A view of the inside shows that my floats are not blue-ribbon, grade-A, super-duper, but they are coming alone nicely and I think the whole stocking will even out when I’m done knitting and it gets a wee soak. The fact that the public side of the stocking doesn’t look like a wrinkly, puckered old man encourages me that I might be able to try something along these lines with a garment intended for wear. Who knew?
Isn’t this a lovely chunk of knitting? It’s the cabled back portion of Veste Evereste by Veronik Avery, knit in Knitpicks Wool of the Andes in Thyme. The knitting seen here represents about two evenings of work and a skein of wool. It was also knit by someone suffering delusions of her actual girth.
I knit it according to the directions for the 34″ size, thinking that a wee bit of negative ease would be just peachy. But I knit it on size 6 needles, per the pattern which, of course, calls for a totally different yarn. Doh! So, this bad boy might have fit Greta some day but not yours truly, the knitter.
So I ripped it out and cast on for the 41″ size, thinking that positive ease is a good thing in a vest that may yet get worn over a shirt of some kind, and used size 6 needles for the ribbing at the bottom and size 8s for the body. Holy whacking huge, Batman. So I ripped that sucker out after 10 rows or so.
I’m now 5 rows into the cabled back of the Veste Evereste, using size 8 needles and the 34″ directions. With any luck, I’ll finish it by fall. Or the yarn will begin to protest and felt together in my hands after I rip it out the seventeenth time.
It is true, dear Harlot readers. I was in London (not for the IKnit event, alas) and on my free day roaming the streets, I went to the Tower Hill area to take in the first stage of the Tour of Britain. I found some lovely older English gents to talk to about cycling and American politics. Suddenly, out of the corner of my eye, I see a clearly recognizable figure: the Yarn Harlot! I interrupt my conversation to accost her. I actually said out loud: Stephanie Pearl-McPhee and she swears she thought it was the voice of god talking. (She HAD just been to Westminster after all, perhaps the great spirit was paying attention to her?)
So, we took sock pictures and truly astonished those nice older British gentlemen.
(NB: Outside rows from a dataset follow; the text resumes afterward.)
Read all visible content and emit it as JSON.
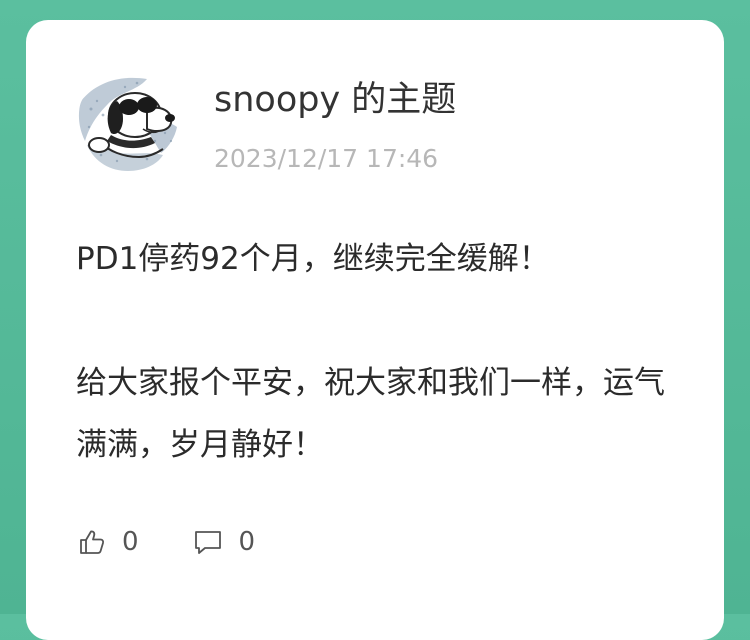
{
  "post": {
    "author_title": "snoopy 的主题",
    "timestamp": "2023/12/17 17:46",
    "paragraphs": [
      "PD1停药92个月，继续完全缓解！",
      "给大家报个平安，祝大家和我们一样，运气满满，岁月静好！"
    ]
  },
  "actions": {
    "like_count": "0",
    "comment_count": "0"
  },
  "icons": {
    "avatar": "snoopy-avatar-icon",
    "like": "thumbs-up-icon",
    "comment": "comment-bubble-icon"
  },
  "colors": {
    "background": "#55b99a",
    "card": "#ffffff",
    "timestamp": "#b7b7b7"
  }
}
In all my fan-girl-ness I cannot tell you who won the stage.
It seems like the entire knitting blog world was in London this past week to see the Harlot and go to the IKnit event. I managed to see the Harlot and go to IKnit while missing the event entirely. Once you have sated yourself on Ysolde and cosmicpluto’s pictures of London, I shall return with some offerings of my own.
Oh–and I bought yarn at IKnit, too.
Observe: very cute baby sweater. Pink cotton. Sleeves may or may not be wonky lengths. Generally, however, adorable. I began knitting this when we got a birth announcement from one of D’s cousins in the mail–she has had baby #2 and something must be knit for it.
So, yesterday, upon finishing said sweet something (still needs buttons), I went into the kitchen to look again at the birth announcement and realized SHE HAD A BABY BOY!!! Everyone I know has been having girls lately, so it didn’t even occur to me to read the announcement that closely. His name is Jackson. I’ll knit him something else. Sorry, little man.